• _Assignment_: The answer must be a single number: the count of lines below that contain the string "image".
***** Data supplied *****
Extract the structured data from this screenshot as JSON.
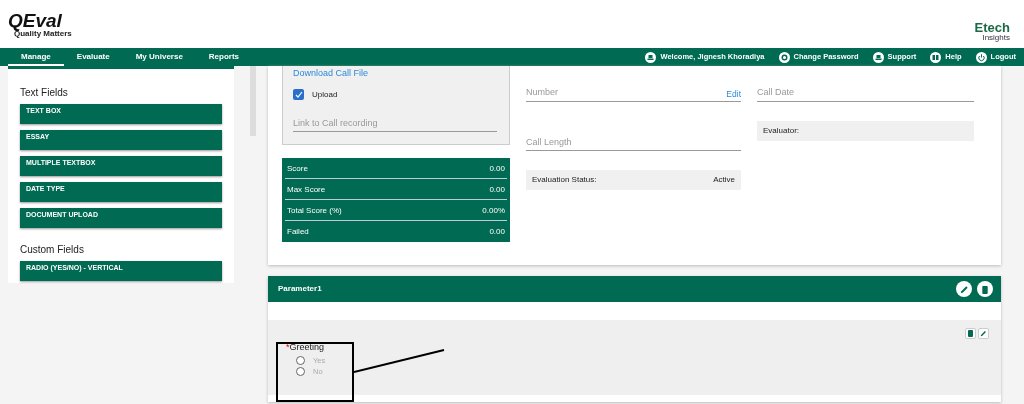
{
  "header": {
    "logo": {
      "mark": "QEval",
      "tagline": "Quality Matters"
    },
    "partner_logo": {
      "name": "Etech",
      "sub": "Insights"
    }
  },
  "nav": {
    "tabs": [
      {
        "label": "Manage",
        "selected": true
      },
      {
        "label": "Evaluate",
        "selected": false
      },
      {
        "label": "My Universe",
        "selected": false
      },
      {
        "label": "Reports",
        "selected": false
      }
    ],
    "links": [
      {
        "label": "Welcome, Jignesh Khoradiya",
        "kind": "user"
      },
      {
        "label": "Change Password",
        "kind": "gear"
      },
      {
        "label": "Support",
        "kind": "user"
      },
      {
        "label": "Help",
        "kind": "book"
      },
      {
        "label": "Logout",
        "kind": "power"
      }
    ]
  },
  "sidebar": {
    "groups": [
      {
        "title": "Text Fields",
        "items": [
          "TEXT BOX",
          "ESSAY",
          "MULTIPLE TEXTBOX",
          "DATE TYPE",
          "DOCUMENT UPLOAD"
        ]
      },
      {
        "title": "Custom Fields",
        "items": [
          "RADIO (YES/NO) - VERTICAL"
        ]
      }
    ]
  },
  "call": {
    "download_link": "Download Call File",
    "upload": {
      "label": "Upload",
      "checked": true
    },
    "link_field": {
      "placeholder": "Link to Call recording"
    }
  },
  "scores": [
    {
      "label": "Score",
      "value": "0.00"
    },
    {
      "label": "Max Score",
      "value": "0.00"
    },
    {
      "label": "Total Score (%)",
      "value": "0.00%"
    },
    {
      "label": "Failed",
      "value": "0.00"
    }
  ],
  "fields": {
    "number": {
      "placeholder": "Number",
      "action": "Edit"
    },
    "call_length": {
      "placeholder": "Call Length"
    },
    "evaluation_status": {
      "label": "Evaluation Status:",
      "value": "Active"
    },
    "call_date": {
      "placeholder": "Call Date"
    },
    "evaluator": {
      "label": "Evaluator:"
    }
  },
  "parameter": {
    "title": "Parameter1",
    "question": {
      "marker": "*",
      "label": "Greeting",
      "options": [
        {
          "label": "Yes",
          "selected": false
        },
        {
          "label": "No",
          "selected": false
        }
      ]
    }
  }
}
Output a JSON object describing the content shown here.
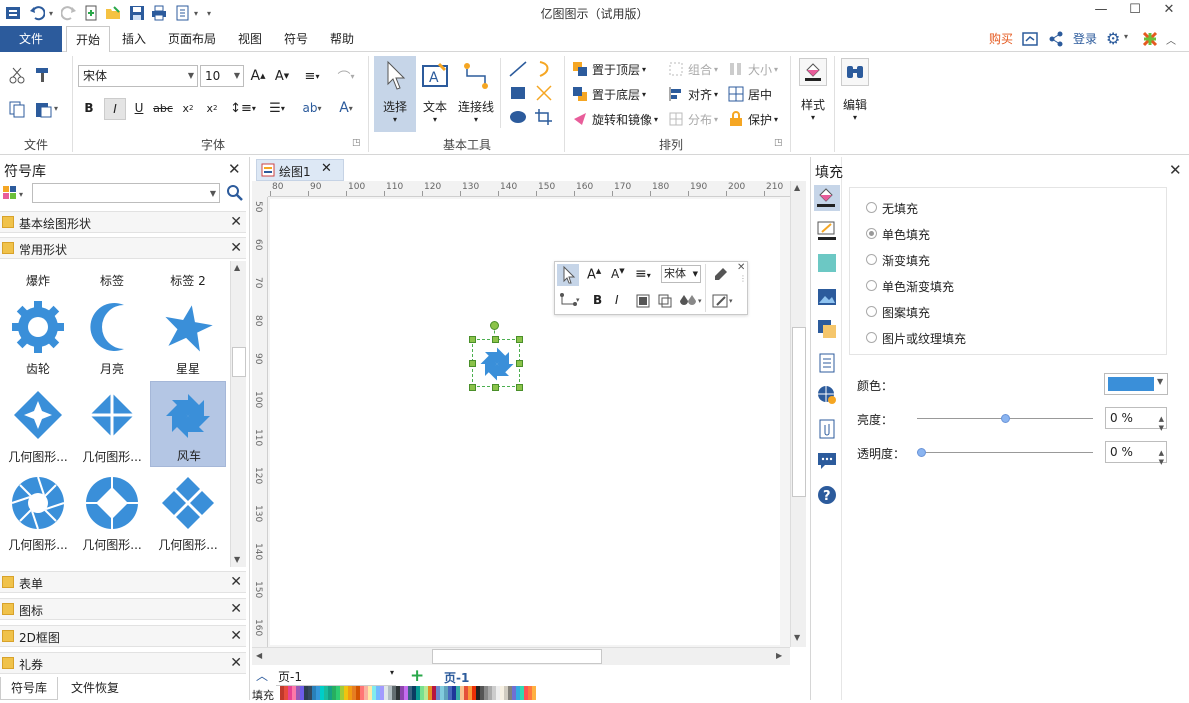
{
  "app": {
    "title": "亿图图示（试用版）",
    "brand_color": "#2c5b9c",
    "accent_color": "#3a8fd9"
  },
  "menu": {
    "file": "文件",
    "tabs": [
      "开始",
      "插入",
      "页面布局",
      "视图",
      "符号",
      "帮助"
    ],
    "active_tab": "开始",
    "buy": "购买",
    "login": "登录"
  },
  "ribbon": {
    "groups": {
      "file": "文件",
      "font": "字体",
      "basic_tools": "基本工具",
      "arrange": "排列"
    },
    "font_name": "宋体",
    "font_size": "10",
    "tools": {
      "select": "选择",
      "text": "文本",
      "connector": "连接线"
    },
    "arrange": {
      "bring_front": "置于顶层",
      "send_back": "置于底层",
      "rotate_mirror": "旋转和镜像",
      "group": "组合",
      "align": "对齐",
      "distribute": "分布",
      "size": "大小",
      "center": "居中",
      "protect": "保护"
    },
    "style": "样式",
    "edit": "编辑"
  },
  "library": {
    "title": "符号库",
    "search_placeholder": "",
    "categories_top": [
      "基本绘图形状",
      "常用形状"
    ],
    "shapes": [
      {
        "label": "爆炸",
        "icon": "explosion-icon"
      },
      {
        "label": "标签",
        "icon": "tag-icon"
      },
      {
        "label": "标签 2",
        "icon": "tag2-icon"
      },
      {
        "label": "齿轮",
        "icon": "gear-shape-icon"
      },
      {
        "label": "月亮",
        "icon": "moon-icon"
      },
      {
        "label": "星星",
        "icon": "star-icon"
      },
      {
        "label": "几何图形...",
        "icon": "geometry-diamond-icon"
      },
      {
        "label": "几何图形...",
        "icon": "geometry-cross-icon"
      },
      {
        "label": "风车",
        "icon": "pinwheel-icon",
        "selected": true
      },
      {
        "label": "几何图形...",
        "icon": "aperture-icon"
      },
      {
        "label": "几何图形...",
        "icon": "geometry-circle-icon"
      },
      {
        "label": "几何图形...",
        "icon": "geometry-diamonds-icon"
      }
    ],
    "categories_bottom": [
      "表单",
      "图标",
      "2D框图",
      "礼券"
    ],
    "bottom_tabs": [
      "符号库",
      "文件恢复"
    ]
  },
  "document": {
    "tab_name": "绘图1",
    "ruler_h": [
      "80",
      "90",
      "100",
      "110",
      "120",
      "130",
      "140",
      "150",
      "160",
      "170",
      "180",
      "190",
      "200",
      "210"
    ],
    "ruler_v": [
      "50",
      "60",
      "70",
      "80",
      "90",
      "100",
      "110",
      "120",
      "130",
      "140",
      "150",
      "160"
    ],
    "float_font": "宋体"
  },
  "status": {
    "page_select": "页-1",
    "page_tab": "页-1",
    "fill_label": "填充"
  },
  "fill_panel": {
    "title": "填充",
    "options": [
      "无填充",
      "单色填充",
      "渐变填充",
      "单色渐变填充",
      "图案填充",
      "图片或纹理填充"
    ],
    "selected_option": "单色填充",
    "color_label": "颜色：",
    "color_value": "#3a8fd9",
    "brightness_label": "亮度：",
    "brightness_value": "0 %",
    "brightness_level": 0.5,
    "transparency_label": "透明度：",
    "transparency_value": "0 %",
    "transparency_level": 0
  }
}
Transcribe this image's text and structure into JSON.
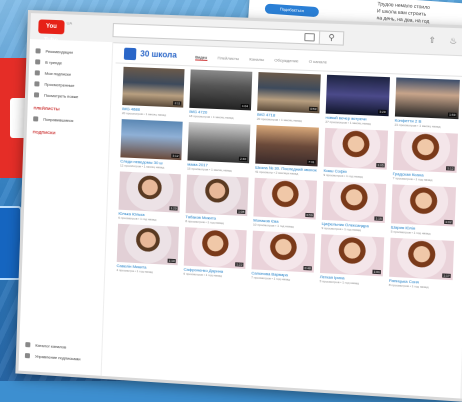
{
  "background_card": {
    "button_label": "Подобається",
    "text_lines": [
      "Трудов немало стоило",
      "И школа вам строить",
      "на день, на два, на год"
    ]
  },
  "colors": {
    "accent": "#e62117",
    "channel": "#2a66c8",
    "link": "#167ac6"
  },
  "topbar": {
    "logo_label": "You Tube",
    "country_code": "UA"
  },
  "sidebar": {
    "items": [
      {
        "icon": "home-icon",
        "label": "Рекомендации"
      },
      {
        "icon": "fire-icon",
        "label": "В тренде"
      },
      {
        "icon": "subscriptions-icon",
        "label": "Мои подписки"
      },
      {
        "icon": "history-icon",
        "label": "Просмотренные"
      },
      {
        "icon": "watch-later-icon",
        "label": "Посмотреть позже"
      }
    ],
    "section1_heading": "ПЛЕЙЛИСТЫ",
    "section1_items": [
      {
        "icon": "playlist-icon",
        "label": "Понравившиеся"
      }
    ],
    "section2_heading": "ПОДПИСКИ",
    "bottom_items": [
      {
        "icon": "catalog-icon",
        "label": "Каталог каналов"
      },
      {
        "icon": "manage-icon",
        "label": "Управление подписками"
      }
    ]
  },
  "channel": {
    "name": "30 школа",
    "tabs": [
      "Видео",
      "Плейлисты",
      "Каналы",
      "Обсуждение",
      "О канале"
    ],
    "active_tab": 0
  },
  "videos": [
    [
      {
        "thumb": "t-class",
        "title": "IMG 4688",
        "meta": "20 просмотров • 1 месяц назад",
        "duration": "2:11"
      },
      {
        "thumb": "t-dance",
        "title": "IMG 4720",
        "meta": "18 просмотров • 1 месяц назад",
        "duration": "1:04"
      },
      {
        "thumb": "t-class",
        "title": "IMG 4718",
        "meta": "20 просмотров • 1 месяц назад",
        "duration": "0:53"
      },
      {
        "thumb": "t-stage",
        "title": "новый вечер встречи",
        "meta": "27 просмотров • 1 месяц назад",
        "duration": "3:20"
      },
      {
        "thumb": "t-boy",
        "title": "Конфетти 2 В",
        "meta": "21 просмотров • 1 месяц назад",
        "duration": "1:59"
      }
    ],
    [
      {
        "thumb": "t-blue",
        "title": "Следи неведомы 30 ш",
        "meta": "12 просмотров • 1 месяц назад",
        "duration": "3:12"
      },
      {
        "thumb": "t-bw",
        "title": "мама 2017",
        "meta": "15 просмотров • 1 месяц назад",
        "duration": "2:40"
      },
      {
        "thumb": "t-warm",
        "title": "Школа № 30. Последний звонок 2016",
        "meta": "41 просмотр • 2 месяца назад",
        "duration": "7:31"
      },
      {
        "thumb": "t-girl",
        "title": "Кокш Софія",
        "meta": "9 просмотров • 1 год назад",
        "duration": "1:05"
      },
      {
        "thumb": "t-girl",
        "title": "Градская Ксана",
        "meta": "7 просмотров • 1 год назад",
        "duration": "1:12"
      }
    ],
    [
      {
        "thumb": "t-boy2",
        "title": "Юлька Юлька",
        "meta": "6 просмотров • 1 год назад",
        "duration": "1:20"
      },
      {
        "thumb": "t-boy2",
        "title": "Табаков Микита",
        "meta": "8 просмотров • 1 год назад",
        "duration": "1:08"
      },
      {
        "thumb": "t-girl",
        "title": "Монаков Єва",
        "meta": "10 просмотров • 1 год назад",
        "duration": "0:59"
      },
      {
        "thumb": "t-girl",
        "title": "Цифельник Олександра",
        "meta": "9 просмотров • 1 год назад",
        "duration": "1:15"
      },
      {
        "thumb": "t-girl",
        "title": "Шария Юлія",
        "meta": "5 просмотров • 1 год назад",
        "duration": "1:02"
      }
    ],
    [
      {
        "thumb": "t-boy2",
        "title": "Савелін Микита",
        "meta": "4 просмотра • 1 год назад",
        "duration": "1:10"
      },
      {
        "thumb": "t-girl",
        "title": "Сафроненко Дарина",
        "meta": "6 просмотров • 1 год назад",
        "duration": "1:22"
      },
      {
        "thumb": "t-girl",
        "title": "Сапонова Варвара",
        "meta": "7 просмотров • 1 год назад",
        "duration": "0:48"
      },
      {
        "thumb": "t-girl",
        "title": "Легкая Ірина",
        "meta": "5 просмотров • 1 год назад",
        "duration": "1:01"
      },
      {
        "thumb": "t-girl",
        "title": "Рапицька Соня",
        "meta": "8 просмотров • 1 год назад",
        "duration": "1:17"
      }
    ]
  ]
}
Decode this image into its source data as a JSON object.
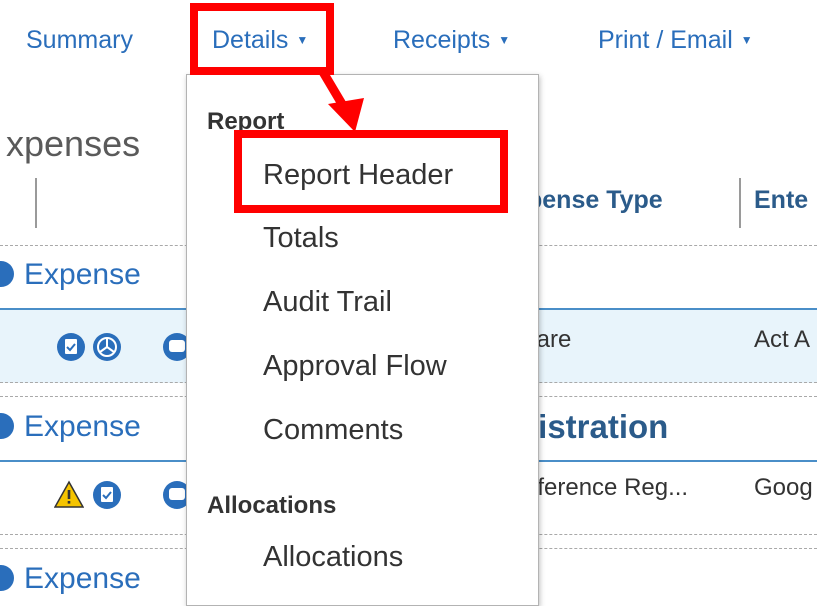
{
  "nav": {
    "summary": "Summary",
    "details": "Details",
    "receipts": "Receipts",
    "print_email": "Print / Email",
    "caret": "▼"
  },
  "page": {
    "title": "xpenses",
    "columns": {
      "expense_type": "pense Type",
      "entered": "Ente"
    },
    "groups": [
      {
        "label": "Expense"
      },
      {
        "label": "Expense",
        "bold_label": "gistration"
      },
      {
        "label": "Expense"
      }
    ],
    "rows": [
      {
        "expense_type": "fare",
        "entered": "Act A",
        "icons": [
          "receipt-icon",
          "itemized-icon",
          "comment-icon"
        ]
      },
      {
        "expense_type": "nference Reg...",
        "entered": "Goog",
        "icons": [
          "warning-icon",
          "receipt-icon",
          "comment-icon"
        ]
      }
    ]
  },
  "dropdown": {
    "section_report": "Report",
    "items": [
      "Report Header",
      "Totals",
      "Audit Trail",
      "Approval Flow",
      "Comments"
    ],
    "section_allocations": "Allocations",
    "allocation_items": [
      "Allocations"
    ]
  },
  "colors": {
    "link_blue": "#2a6ebb",
    "highlight_red": "#ff0000",
    "row_selected": "#e8f4fb",
    "warning_yellow": "#f5c400"
  }
}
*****
• _Completed exercise_: 2